I hope the idea of Google as a crystal ball seems absurd to you. It does to me too, but sometimes, I’m afraid, my actions tell differently.

We live in a world engorged with information. Decades ago, if we were driving home and thought of something we wanted to find out, we’d think, ‘I’ll have to get down to the library sometime this week and look that up.’ Now we try to stop ourselves from googling while driving.

We have become so accustomPicture2ed to having information at our fingertips, that the concept that something may be unknowable is virtually inconceivable.

Quantities of information beyond our comprehension have become a cheap commodity; an expectation. Google has become our all-knowing god; our source of all truth. I fear that far too often we forget that it has limitations. For example, it cannot tell the future.

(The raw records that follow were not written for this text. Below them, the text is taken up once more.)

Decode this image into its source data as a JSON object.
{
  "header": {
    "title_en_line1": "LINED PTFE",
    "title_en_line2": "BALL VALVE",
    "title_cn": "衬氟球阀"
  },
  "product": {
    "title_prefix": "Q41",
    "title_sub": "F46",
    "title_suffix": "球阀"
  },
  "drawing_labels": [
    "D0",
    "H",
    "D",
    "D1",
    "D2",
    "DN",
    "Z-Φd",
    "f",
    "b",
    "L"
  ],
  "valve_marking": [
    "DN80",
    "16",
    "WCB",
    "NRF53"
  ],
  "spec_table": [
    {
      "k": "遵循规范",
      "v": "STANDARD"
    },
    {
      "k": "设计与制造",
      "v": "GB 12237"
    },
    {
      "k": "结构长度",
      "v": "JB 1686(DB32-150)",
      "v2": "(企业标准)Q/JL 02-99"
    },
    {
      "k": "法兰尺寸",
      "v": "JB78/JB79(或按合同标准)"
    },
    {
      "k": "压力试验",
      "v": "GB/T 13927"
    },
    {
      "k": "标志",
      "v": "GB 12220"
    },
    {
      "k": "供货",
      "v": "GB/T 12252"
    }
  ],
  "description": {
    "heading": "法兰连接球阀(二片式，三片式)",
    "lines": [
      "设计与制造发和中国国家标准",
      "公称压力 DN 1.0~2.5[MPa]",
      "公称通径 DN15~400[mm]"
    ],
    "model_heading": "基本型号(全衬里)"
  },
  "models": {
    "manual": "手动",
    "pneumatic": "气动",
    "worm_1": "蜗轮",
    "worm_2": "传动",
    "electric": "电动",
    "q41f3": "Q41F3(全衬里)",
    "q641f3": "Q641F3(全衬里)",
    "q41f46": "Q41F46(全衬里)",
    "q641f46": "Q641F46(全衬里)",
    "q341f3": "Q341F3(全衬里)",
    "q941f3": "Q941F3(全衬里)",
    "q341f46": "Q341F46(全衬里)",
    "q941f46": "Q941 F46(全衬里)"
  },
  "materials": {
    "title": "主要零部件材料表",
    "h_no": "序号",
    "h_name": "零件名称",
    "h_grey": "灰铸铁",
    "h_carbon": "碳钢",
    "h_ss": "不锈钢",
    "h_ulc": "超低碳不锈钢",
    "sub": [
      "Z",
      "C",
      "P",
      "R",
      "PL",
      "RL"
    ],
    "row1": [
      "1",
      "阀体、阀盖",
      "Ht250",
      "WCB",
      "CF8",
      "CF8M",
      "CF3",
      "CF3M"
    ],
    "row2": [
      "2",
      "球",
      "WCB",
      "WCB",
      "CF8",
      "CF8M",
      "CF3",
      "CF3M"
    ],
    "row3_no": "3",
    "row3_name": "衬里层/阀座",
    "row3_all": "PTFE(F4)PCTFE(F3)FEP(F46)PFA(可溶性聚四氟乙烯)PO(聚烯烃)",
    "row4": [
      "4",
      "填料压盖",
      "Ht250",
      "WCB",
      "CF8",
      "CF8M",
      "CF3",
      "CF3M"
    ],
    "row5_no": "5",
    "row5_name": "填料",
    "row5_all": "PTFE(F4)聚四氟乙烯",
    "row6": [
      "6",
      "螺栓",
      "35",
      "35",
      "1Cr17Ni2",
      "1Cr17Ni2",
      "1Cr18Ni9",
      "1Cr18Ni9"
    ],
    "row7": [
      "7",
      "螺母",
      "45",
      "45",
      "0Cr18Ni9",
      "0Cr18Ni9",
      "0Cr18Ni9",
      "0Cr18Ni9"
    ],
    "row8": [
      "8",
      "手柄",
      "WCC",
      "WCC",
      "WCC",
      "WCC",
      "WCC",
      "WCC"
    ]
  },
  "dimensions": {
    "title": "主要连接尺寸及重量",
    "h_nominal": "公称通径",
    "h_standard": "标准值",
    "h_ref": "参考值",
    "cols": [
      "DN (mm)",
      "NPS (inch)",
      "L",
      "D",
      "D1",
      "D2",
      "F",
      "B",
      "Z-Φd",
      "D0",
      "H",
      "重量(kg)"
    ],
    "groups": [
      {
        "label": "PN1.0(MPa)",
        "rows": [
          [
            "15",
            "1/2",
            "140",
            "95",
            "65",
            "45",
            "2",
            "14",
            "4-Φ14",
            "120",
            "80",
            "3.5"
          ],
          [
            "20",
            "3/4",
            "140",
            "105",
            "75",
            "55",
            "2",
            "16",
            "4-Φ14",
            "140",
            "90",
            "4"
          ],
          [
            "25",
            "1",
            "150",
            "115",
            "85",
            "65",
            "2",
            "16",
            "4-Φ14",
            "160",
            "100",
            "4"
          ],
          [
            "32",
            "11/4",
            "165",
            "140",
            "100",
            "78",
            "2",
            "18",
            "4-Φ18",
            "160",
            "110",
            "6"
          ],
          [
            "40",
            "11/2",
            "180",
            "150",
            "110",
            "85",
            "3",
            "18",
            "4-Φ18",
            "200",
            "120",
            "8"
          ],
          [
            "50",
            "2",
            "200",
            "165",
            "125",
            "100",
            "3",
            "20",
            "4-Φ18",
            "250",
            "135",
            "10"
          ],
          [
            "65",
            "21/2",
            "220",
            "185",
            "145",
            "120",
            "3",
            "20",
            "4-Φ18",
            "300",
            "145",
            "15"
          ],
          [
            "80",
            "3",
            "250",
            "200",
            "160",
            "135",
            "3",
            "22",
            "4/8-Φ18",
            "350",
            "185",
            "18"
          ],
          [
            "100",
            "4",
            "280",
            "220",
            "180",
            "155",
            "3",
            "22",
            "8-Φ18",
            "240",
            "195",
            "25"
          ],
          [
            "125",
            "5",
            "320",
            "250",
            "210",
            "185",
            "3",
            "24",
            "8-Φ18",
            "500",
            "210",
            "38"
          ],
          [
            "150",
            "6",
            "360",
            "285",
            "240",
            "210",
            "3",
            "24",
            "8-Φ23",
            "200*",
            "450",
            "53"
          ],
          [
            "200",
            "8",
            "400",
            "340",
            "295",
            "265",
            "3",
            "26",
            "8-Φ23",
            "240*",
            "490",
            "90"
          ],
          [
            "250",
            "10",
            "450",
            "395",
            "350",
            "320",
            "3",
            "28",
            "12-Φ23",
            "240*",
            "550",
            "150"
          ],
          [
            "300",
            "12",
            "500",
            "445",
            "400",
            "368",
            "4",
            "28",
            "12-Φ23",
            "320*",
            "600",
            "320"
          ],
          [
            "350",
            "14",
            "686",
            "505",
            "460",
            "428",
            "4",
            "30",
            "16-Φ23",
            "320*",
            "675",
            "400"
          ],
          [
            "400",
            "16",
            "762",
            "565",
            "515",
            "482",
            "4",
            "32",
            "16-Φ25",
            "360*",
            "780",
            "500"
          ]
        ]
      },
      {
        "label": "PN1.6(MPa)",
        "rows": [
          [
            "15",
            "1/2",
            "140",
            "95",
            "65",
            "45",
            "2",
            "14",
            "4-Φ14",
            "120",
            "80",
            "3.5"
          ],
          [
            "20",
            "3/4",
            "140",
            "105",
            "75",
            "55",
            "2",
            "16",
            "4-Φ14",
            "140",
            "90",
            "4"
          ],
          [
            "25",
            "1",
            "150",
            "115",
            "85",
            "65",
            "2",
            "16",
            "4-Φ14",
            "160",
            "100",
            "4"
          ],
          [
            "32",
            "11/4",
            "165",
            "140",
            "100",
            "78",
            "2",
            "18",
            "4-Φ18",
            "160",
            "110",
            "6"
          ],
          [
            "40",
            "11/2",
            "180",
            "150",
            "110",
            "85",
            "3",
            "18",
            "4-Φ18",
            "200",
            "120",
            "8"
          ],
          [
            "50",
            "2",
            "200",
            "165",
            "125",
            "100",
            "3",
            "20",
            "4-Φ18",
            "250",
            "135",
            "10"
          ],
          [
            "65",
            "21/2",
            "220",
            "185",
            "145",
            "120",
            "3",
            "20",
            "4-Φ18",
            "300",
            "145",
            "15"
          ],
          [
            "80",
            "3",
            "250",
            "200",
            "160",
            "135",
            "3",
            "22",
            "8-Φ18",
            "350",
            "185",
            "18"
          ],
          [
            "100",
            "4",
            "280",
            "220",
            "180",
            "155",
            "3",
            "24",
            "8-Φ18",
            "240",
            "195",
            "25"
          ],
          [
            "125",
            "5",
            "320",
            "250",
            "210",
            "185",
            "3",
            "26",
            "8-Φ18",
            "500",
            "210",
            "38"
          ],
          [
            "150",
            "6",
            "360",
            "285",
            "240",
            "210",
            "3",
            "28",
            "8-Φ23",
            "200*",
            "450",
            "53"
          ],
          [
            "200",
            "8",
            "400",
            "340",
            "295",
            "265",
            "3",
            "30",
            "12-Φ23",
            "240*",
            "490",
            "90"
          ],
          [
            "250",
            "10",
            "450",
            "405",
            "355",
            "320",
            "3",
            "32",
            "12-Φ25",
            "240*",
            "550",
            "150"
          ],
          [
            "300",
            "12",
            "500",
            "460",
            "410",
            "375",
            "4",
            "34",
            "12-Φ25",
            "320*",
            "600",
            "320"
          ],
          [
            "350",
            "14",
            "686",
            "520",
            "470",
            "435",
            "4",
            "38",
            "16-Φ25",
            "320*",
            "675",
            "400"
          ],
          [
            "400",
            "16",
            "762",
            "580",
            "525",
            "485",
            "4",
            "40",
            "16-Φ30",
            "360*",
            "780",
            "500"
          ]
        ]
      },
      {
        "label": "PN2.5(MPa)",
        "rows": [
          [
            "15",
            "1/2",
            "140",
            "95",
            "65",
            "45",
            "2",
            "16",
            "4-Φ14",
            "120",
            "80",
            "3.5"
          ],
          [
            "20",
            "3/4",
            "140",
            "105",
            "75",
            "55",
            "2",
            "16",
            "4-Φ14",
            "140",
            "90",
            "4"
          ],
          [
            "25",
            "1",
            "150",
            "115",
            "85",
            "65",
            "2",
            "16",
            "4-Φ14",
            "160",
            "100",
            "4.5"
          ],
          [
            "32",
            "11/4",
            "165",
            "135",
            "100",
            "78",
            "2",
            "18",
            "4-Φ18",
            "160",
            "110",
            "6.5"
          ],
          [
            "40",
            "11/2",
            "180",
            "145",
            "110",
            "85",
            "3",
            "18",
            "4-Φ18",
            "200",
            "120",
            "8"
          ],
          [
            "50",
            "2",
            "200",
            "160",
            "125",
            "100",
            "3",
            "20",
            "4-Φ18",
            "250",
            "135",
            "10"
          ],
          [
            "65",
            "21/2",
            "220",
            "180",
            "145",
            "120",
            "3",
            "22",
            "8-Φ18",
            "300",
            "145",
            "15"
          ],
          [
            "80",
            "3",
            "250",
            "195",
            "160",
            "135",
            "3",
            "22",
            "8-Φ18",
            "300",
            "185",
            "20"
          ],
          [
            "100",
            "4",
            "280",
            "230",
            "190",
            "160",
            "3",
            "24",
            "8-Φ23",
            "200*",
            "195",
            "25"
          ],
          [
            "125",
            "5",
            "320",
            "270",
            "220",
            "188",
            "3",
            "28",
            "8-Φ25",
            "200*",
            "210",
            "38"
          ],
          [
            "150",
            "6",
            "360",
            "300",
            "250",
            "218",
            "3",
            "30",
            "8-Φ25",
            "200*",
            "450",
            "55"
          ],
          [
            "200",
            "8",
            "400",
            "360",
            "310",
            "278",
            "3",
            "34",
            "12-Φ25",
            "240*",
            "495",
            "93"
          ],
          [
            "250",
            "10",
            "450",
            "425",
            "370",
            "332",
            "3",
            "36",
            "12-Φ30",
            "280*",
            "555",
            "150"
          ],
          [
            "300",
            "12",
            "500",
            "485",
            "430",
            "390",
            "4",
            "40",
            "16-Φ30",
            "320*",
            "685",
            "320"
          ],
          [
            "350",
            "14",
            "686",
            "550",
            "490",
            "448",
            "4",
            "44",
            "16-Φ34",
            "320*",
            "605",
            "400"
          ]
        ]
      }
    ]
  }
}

I’m ashamed to admit it (though I suspect I’m not alone) that I have, on occasion, asked (or been tempted to ask) the Google-god things that it cannot know. ‘What should I do in this situation?’ ‘Am I going to get married?’ ‘Will that student ever mature into a decent human being?’

We humans have become inflated with information to the point that we tend to believe there is nothing we (or Google) cannot know. Remember this human: Our knowledge is but a drop in the ocean. And the future is, as it always has been, in the mind and hand of the Almighty alone.